An international research team, which included scientists from ITMO University of St. Petersburg and the University of Toronto, has developed a unique wound healing patch. It can combat, among other things, the spread of antibiotic-resistant bacteria.
According to the press service of ITMO University, the secret of the patch is in a material specially developed for it: it is modified nanocrystalline cellulose and gelatin. Such different substances bind to each other by chemical crosslinking.
Doctor warned of fungus risk when using nail polish
As a result, a layer is obtained that protects the wound on the one hand, and on the other, creates an environment for natural wound healing. In structure, the substance is gel-like, so when changing the bandage you can not be afraid of skin damage.
Cellulose is responsible for the antibacterial component in the material. The fact is that it absorbs iron ions, namely they are nutrients for the development of the bacterium. Thus, the further development of the infection stops.
Most importantly, the new substance does not use antibiotics. Despite all their benefits in the fight against bacteria, with each use of antibiotics, some microorganisms survive. In the future, they turn into superbacteria – their peculiarity is that they are resistant to antibiotics that were applied to first-generation bacteria.
With innovative material, such a problem does not arise, bacteria simply do not have the opportunity to reproduce and die naturally. And in the body there is a process of wound healing.
Moreover, the doctor has the opportunity to observe the process. The fact is that carbon nanocells are added to the substance. When the material is exposed to ultraviolet light, the nanocells begin to glow. But if the period of use of the bandage comes to an end, then there will be no glow.
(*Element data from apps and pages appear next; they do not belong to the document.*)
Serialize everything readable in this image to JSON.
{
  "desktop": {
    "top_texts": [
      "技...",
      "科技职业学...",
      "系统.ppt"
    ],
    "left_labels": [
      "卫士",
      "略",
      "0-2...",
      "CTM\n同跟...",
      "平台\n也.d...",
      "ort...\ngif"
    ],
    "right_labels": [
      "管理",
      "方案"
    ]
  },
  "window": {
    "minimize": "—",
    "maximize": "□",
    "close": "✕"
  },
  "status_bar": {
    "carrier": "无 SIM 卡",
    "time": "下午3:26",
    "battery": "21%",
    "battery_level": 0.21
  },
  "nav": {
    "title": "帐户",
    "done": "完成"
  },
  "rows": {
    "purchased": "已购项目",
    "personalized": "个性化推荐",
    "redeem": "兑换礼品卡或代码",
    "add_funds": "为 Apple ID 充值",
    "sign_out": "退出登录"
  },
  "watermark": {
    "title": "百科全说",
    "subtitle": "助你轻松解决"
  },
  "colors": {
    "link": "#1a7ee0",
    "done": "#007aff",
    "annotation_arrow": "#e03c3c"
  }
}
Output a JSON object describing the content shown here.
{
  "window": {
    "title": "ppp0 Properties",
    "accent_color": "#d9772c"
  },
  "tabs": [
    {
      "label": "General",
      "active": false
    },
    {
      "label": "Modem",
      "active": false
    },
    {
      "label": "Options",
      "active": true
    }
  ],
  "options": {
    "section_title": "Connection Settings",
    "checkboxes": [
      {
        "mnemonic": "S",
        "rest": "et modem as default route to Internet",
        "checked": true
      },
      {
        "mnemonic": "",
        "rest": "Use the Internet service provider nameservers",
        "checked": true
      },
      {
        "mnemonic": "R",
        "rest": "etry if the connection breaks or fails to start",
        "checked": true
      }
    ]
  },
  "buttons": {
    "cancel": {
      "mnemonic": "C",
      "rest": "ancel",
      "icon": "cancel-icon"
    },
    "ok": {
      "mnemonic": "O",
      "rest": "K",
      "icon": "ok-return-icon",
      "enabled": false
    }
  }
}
This is a signal to the doctor that it’s time to make a dressing.
The results of scientific development are published in the journal Chemistry of materials.